- the European part of the Netherlands
- St Eustatius
- St Maarten
Requirements for your document
Your document must be original and complete. If the document refers to other documents or annexes, these must be included.
Translation of a document
If your document is not in English, French, German or Dutch you might need to have it translated. The following rules apply:
- Your document must be translated by a sworn translator.
- It must be translated into English, French, German or Dutch.
- If the sworn translator is registered outside the Netherlands, you must also have the translation legalised.
Which documents can be legalised?
You can have various documents legalised, such as diplomas and certificates. The most common documents are extracts from civil status records:
Birth certificate and photocopy
If you want to use your birth certificate in the Netherlands, you will need one of the following documents:
- the original birth certificate issued by the National Population Commission (NPC)
- a legalised photocopy of the certificate
The NPC is the only authority that can issue birth certificates. Have your document legalised by the Nigerian Ministry of Foreign Affairs.
Unregistered births before 14 December 1992: age declaration
(statutory declaration of age/age declaration affidavit)
If you were born before 14 December 1992 and your birth was never legally registered with the local government authorities (LGA), you will need the following 2 documents if you want to use your birth certificate in the Netherlands:
- an age declaration issued by the High Court in the state where you live or most recently lived.
Please note: Make sure the declaration includes your parents' names.
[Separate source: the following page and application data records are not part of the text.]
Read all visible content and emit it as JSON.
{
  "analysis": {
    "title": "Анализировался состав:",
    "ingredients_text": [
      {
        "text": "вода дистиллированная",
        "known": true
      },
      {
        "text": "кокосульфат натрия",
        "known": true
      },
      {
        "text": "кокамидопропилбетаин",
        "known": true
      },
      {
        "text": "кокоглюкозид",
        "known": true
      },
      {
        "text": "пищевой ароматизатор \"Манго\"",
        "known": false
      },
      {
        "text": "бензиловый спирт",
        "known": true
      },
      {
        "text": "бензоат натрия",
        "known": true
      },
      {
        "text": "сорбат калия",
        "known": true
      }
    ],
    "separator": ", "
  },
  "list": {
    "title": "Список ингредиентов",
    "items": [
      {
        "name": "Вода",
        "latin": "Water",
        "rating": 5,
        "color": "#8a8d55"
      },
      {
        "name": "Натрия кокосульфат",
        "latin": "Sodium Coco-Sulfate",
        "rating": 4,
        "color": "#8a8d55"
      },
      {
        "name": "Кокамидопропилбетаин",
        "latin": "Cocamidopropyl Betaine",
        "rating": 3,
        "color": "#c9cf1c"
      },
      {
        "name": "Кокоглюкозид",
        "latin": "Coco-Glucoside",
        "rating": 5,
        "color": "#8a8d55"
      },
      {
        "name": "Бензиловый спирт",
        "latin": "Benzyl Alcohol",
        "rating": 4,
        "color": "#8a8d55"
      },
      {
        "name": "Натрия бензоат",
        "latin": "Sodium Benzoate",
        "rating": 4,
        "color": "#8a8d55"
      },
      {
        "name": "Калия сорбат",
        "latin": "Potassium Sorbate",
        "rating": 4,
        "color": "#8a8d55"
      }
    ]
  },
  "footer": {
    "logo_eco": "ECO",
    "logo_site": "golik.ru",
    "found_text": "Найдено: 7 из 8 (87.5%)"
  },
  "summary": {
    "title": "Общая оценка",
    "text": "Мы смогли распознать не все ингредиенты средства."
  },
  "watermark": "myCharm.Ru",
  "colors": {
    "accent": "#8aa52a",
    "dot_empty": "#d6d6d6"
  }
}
Leave the photographs on the document. If the photos have been removed from the declaration, it will not be accepted as proof by a Dutch municipality or the Immigration and Naturalisation Service (IND).
- a covering letter from the NPC. This letter states your parents' names.
If you were born between 14 December 1992 and 1 January 1995 and your birth was legally registered with the local government area (LGA) authorities, you will need to provide a certified true copy of the LGA registration document.
Certificate of unmarried status
To prove you are unmarried, you will need the following 2 documents:
- an affidavit of bachelorhood/an affidavit of spinsterhood. You can get this document from the High Court in the state where you live or most recently lived;
- an attestation of marital status. You can get this document from the local authorities in the place where you live or most recently lived.
You can get this document from the local authorities in the place where you got married. The authorities also issue certified true copies of marriage certificates, but the IND and Dutch municipalities will only accept the original certificate with the signatures of the marriage partners and their witnesses.
Ask the Nigerian authorities where you can get this document.
You can get this document from the NPC. The NPC is the only authority that can issue death certificates.
Where to get your document legalised
Have your document legalised by the Nigerian Ministry of Foreign Affairs. Once your document has been legalised by the Nigerian authorities it can be used in the Kingdom of the Netherlands.
Assistance from the CDC in The Hague
The Consular Service Centre (CDC) can help Dutch nationals apply for documents or have documents legalised.
Verification of your document in the Netherlands
The stamp or sticker on your document means only that the correct signature is on your document. It does not prove that the content is correct or that the document is authentic. A municipality in the Netherlands, the Immigration and Naturalisation Service (IND) or another authority may decide to check this.